President Nicolas Maduro pushed Venezuela and its struggling economy into the forefront of weekend headlines on Sunday. Maduro claimed, simply, that the central American country would look to avoid financial sanctions heavily imposed by the United States via the launch of a new cryptocurrency, the “petro”.
The new digital token is to be supported by oil, gas, gold, and diamond reserves – a supply more stable than many other markets within the Venezuelan economy. Biased expectations are that the petro will “advance in issues of monetary sovereignty, to make financial transactions and overcome the financial blockade.”
While the initial announcement came with a positive note, announced during a five-hour long Christmas special, many opposing leaders have already denounced the action. Some claim the action will require congressional approval and others doubt the practicality of digital currency all together. There is rising criticism surrounding established tokens such as Bitcoin and Ethereum in more stable markets. A new token (the petro) in a precarious economy is far from a guaranteed plan. Introduction of the petro offers no resolution to the diminishing value of the bolivar in the short-term and limited utility prevents locals from using the new token to supply themselves with basic needs.
Beyond the financial implications of the move are charged political reactions as the Trump-approved sanctions continue to restrict the Venezuelan economy and its ability to recover from its recent struggles. More in tune with the political environment is a history of poor monetary policy during Maduro’s time as president. The bolivar’s recent drop in value as led to it splitting in half over the past month alone.
There is potential that the reserve-backed token will offer Venezuelan’s a prospective future, but short-term problems remain a concern. Economists feel the plan holds little traction, and its most audacious intentions will only effect those less effected by current poverty and the nation’s present debt-holders. A potential plan to restructure the debt via the petro would certainly deny any potential growth the token may hold. Opposing lawmakers and legislators Angel Alvarado and Jose Guerra see little value moving forward, leaving Venezuela in a dangerous position.
Despite all the negativity, this move leads to continued faith in the future of cryptocurrency and the blockchain market. Less than a year ago, the global image was hurting following the ban of transactions in China (who accounted for over 90% of all movement). Now that the end of 2017 is nearing, Bitcoin and the entire crypto-market cap are at all-time highs with futures quadrupling over only a couple weeks’ time.

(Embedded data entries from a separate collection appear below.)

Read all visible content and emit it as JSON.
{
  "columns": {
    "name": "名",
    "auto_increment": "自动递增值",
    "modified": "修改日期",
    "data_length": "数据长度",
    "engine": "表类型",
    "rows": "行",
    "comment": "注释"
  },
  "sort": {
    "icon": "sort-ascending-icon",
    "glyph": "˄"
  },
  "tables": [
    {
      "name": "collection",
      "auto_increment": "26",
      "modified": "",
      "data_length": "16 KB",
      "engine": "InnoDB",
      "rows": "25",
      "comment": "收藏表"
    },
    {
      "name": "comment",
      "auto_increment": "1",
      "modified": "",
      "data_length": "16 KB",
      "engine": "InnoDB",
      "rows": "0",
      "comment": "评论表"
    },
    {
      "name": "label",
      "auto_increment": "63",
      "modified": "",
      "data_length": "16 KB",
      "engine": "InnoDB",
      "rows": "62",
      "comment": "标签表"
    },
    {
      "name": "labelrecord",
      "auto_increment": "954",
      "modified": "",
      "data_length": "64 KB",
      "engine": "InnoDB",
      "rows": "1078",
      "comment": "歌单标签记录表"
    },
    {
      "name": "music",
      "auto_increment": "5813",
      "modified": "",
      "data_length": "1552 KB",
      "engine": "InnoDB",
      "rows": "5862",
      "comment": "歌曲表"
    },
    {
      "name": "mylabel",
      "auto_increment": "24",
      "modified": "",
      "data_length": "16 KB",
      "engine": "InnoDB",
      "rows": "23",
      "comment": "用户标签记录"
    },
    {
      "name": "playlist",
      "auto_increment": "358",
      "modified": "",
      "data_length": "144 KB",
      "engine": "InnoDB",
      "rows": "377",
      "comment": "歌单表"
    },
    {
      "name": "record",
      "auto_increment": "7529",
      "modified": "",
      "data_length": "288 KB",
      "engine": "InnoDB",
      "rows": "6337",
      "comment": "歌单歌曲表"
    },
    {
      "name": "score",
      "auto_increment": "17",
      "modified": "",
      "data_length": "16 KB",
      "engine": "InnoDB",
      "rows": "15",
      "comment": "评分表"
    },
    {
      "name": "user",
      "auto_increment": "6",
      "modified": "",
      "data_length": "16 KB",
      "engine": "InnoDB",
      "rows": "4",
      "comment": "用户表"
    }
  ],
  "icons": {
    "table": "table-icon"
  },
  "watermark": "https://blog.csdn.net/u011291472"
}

Owners of tokens outside of the petro will not see any actual increase of note to their current assets. However, trust shown on the federal level, no matter how infortuitous, is beginning to catch hold. Japanese regulations are promoting rapid growth, cryptocurrencies are grabbing hold worldwide despite select nations speaking out against the idea as a whole. Venezuela’s value to the market will ultimately be negligible, but international response to the premise may speak to opportunities down the road.